NMC started unraveling in December, when short seller Muddy Waters Capital LLC alleged it had overpaid for assets, inflated cash balances and understated debt. The company uncovered evidence of suspected fraud and debt that had been used for unknown purposes. The shares have been suspended since February.

Abu Dhabi Commercial Bank is seeking to recover some of the funds the state-owned lender provided to NMC and financial services firm Finablr Plc, people familiar with the matter said on Wednesday. Representatives for Lazard and ADCB declined to comment.

The bank’s potential $1 billion exposure could wipe out 80% of its estimated profit for 2020 in a worst-case scenario, Citigroup Inc. analysts Rahul Bajaj and Ronit Ghose said in a note on Wednesday. Shares extended losses to the fifth consecutive session. They have dropped the maximum allowed 5% in the past four trading days, and are down 44% this year.

‘Big headache’
Besides Abu Dhabi Commercial Bank, other lenders include HSBC Holdings Plc, JPMorgan and Standard Chartered Plc, the people said. Some of the lenders are in talks to set up a committee to discuss ways to recover funds from NMC, according to the people. Representatives for the banks declined to comment.

“The expected write down on NMC will be a big headache for the commercial banks, which lent to them in large volumes, given that they will be negatively impacted by the fallout from lower oil prices,” said Richard Segal, a senior analyst at Manulife Investment in London. “Anecdotal evidence suggests they are also being pressed to extend new credits to priority sectors to relieve the burden on taxpayers.”

Branching out
After establishing NMC, Shetty branched out into financial services, with those interests now rolled into London-listed Finablr. Problems there led to its UAE Exchange unit to default on a foreign-exchange loan of about $300 million, according to people with knowledge of the matter. The company, founded in 1980, became one of the largest remittance operators in the Middle East by mainly catering to Indian expatriate workers in the Gulf.

The United Arab Emirates central bank last month said it is overseeing the UAE Exchange’s operations as Finablr, also the owner of foreign-exchange businesses including Travelex Holdings Ltd., prepares for potential insolvency. The firm has warned that its board couldn’t accurately assess its financial situation and its chief executive officer and chief financial officer have stepped down.

A representative for Finablr referred queries to the UAE central bank, which didn’t immediately respond to emailed queries.
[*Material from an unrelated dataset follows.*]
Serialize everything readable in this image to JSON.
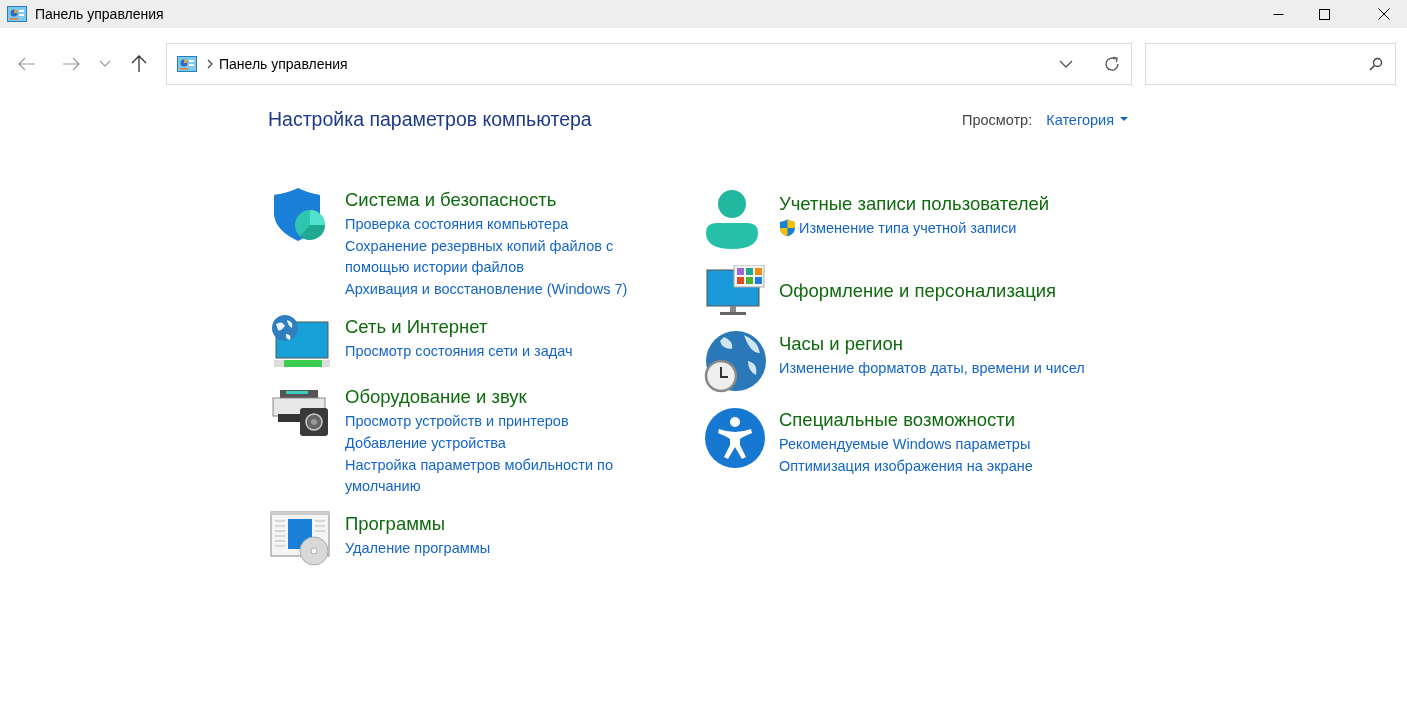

Representatives for Goldman Sachs and JPMorgan declined to comment, while representatives for Commercial Bank of Dubai and Shetty didn’t immediately respond to requests for comment.

Trading unit
With cash holdings dwindling, NMC is working with an adviser to gauge buyer interest in its NMC Trading unit, according to the people. NMC Trading distributes products including Nestle SA food and beverages, Pfizer Inc. medicine and Unilever Plc personal-care products across the United Arab Emirates.

Deliberations are at an early stage, and there’s no certainty they will result in a transaction, the people said. A representative for NMC declined to comment.